**Web page and app entries**
* * * *
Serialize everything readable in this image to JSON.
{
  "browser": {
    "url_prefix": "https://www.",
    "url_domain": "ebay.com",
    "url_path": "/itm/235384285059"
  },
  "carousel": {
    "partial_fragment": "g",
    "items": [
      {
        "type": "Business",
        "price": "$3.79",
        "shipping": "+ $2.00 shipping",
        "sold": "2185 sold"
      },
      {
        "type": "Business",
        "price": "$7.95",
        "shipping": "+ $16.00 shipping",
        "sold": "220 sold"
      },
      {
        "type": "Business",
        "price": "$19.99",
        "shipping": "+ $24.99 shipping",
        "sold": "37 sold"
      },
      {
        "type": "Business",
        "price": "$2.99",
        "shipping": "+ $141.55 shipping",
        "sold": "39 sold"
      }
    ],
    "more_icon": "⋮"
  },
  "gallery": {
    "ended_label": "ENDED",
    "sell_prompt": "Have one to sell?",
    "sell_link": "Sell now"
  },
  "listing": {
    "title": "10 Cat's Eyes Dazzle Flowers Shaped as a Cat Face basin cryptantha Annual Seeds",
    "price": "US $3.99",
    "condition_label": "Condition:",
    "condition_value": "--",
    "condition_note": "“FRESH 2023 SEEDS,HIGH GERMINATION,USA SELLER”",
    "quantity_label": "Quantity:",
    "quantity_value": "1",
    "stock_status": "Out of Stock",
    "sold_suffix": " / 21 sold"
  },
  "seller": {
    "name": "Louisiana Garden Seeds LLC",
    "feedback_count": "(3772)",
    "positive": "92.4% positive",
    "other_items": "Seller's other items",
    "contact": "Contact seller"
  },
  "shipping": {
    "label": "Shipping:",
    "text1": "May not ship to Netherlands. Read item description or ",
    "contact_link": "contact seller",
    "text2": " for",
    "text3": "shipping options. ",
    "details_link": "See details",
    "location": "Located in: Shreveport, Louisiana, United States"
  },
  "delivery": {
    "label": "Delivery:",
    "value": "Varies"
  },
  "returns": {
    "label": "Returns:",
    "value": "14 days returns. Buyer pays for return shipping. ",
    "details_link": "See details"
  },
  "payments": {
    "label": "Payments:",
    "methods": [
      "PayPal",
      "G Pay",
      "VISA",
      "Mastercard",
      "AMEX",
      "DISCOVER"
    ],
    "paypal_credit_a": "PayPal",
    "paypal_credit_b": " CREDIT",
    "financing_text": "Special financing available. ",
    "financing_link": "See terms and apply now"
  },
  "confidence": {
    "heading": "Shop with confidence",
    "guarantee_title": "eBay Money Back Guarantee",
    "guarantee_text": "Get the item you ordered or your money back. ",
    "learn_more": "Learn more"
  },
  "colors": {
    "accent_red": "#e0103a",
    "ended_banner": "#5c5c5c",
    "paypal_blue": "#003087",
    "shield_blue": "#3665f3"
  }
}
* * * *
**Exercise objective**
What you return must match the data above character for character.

**Exercise response**
Serialize everything readable in this image to JSON.
{
  "browser": {
    "url_prefix": "https://www.",
    "url_domain": "ebay.com",
    "url_path": "/itm/235384285059"
  },
  "carousel": {
    "partial_fragment": "g",
    "items": [
      {
        "type": "Business",
        "price": "$3.79",
        "shipping": "+ $2.00 shipping",
        "sold": "2185 sold"
      },
      {
        "type": "Business",
        "price": "$7.95",
        "shipping": "+ $16.00 shipping",
        "sold": "220 sold"
      },
      {
        "type": "Business",
        "price": "$19.99",
        "shipping": "+ $24.99 shipping",
        "sold": "37 sold"
      },
      {
        "type": "Business",
        "price": "$2.99",
        "shipping": "+ $141.55 shipping",
        "sold": "39 sold"
      }
    ],
    "more_icon": "⋮"
  },
  "gallery": {
    "ended_label": "ENDED",
    "sell_prompt": "Have one to sell?",
    "sell_link": "Sell now"
  },
  "listing": {
    "title": "10 Cat's Eyes Dazzle Flowers Shaped as a Cat Face basin cryptantha Annual Seeds",
    "price": "US $3.99",
    "condition_label": "Condition:",
    "condition_value": "--",
    "condition_note": "“FRESH 2023 SEEDS,HIGH GERMINATION,USA SELLER”",
    "quantity_label": "Quantity:",
    "quantity_value": "1",
    "stock_status": "Out of Stock",
    "sold_suffix": " / 21 sold"
  },
  "seller": {
    "name": "Louisiana Garden Seeds LLC",
    "feedback_count": "(3772)",
    "positive": "92.4% positive",
    "other_items": "Seller's other items",
    "contact": "Contact seller"
  },
  "shipping": {
    "label": "Shipping:",
    "text1": "May not ship to Netherlands. Read item description or ",
    "contact_link": "contact seller",
    "text2": " for",
    "text3": "shipping options. ",
    "details_link": "See details",
    "location": "Located in: Shreveport, Louisiana, United States"
  },
  "delivery": {
    "label": "Delivery:",
    "value": "Varies"
  },
  "returns": {
    "label": "Returns:",
    "value": "14 days returns. Buyer pays for return shipping. ",
    "details_link": "See details"
  },
  "payments": {
    "label": "Payments:",
    "methods": [
      "PayPal",
      "G Pay",
      "VISA",
      "Mastercard",
      "AMEX",
      "DISCOVER"
    ],
    "paypal_credit_a": "PayPal",
    "paypal_credit_b": " CREDIT",
    "financing_text": "Special financing available. ",
    "financing_link": "See terms and apply now"
  },
  "confidence": {
    "heading": "Shop with confidence",
    "guarantee_title": "eBay Money Back Guarantee",
    "guarantee_text": "Get the item you ordered or your money back. ",
    "learn_more": "Learn more"
  },
  "colors": {
    "accent_red": "#e0103a",
    "ended_banner": "#5c5c5c",
    "paypal_blue": "#003087",
    "shield_blue": "#3665f3"
  }
}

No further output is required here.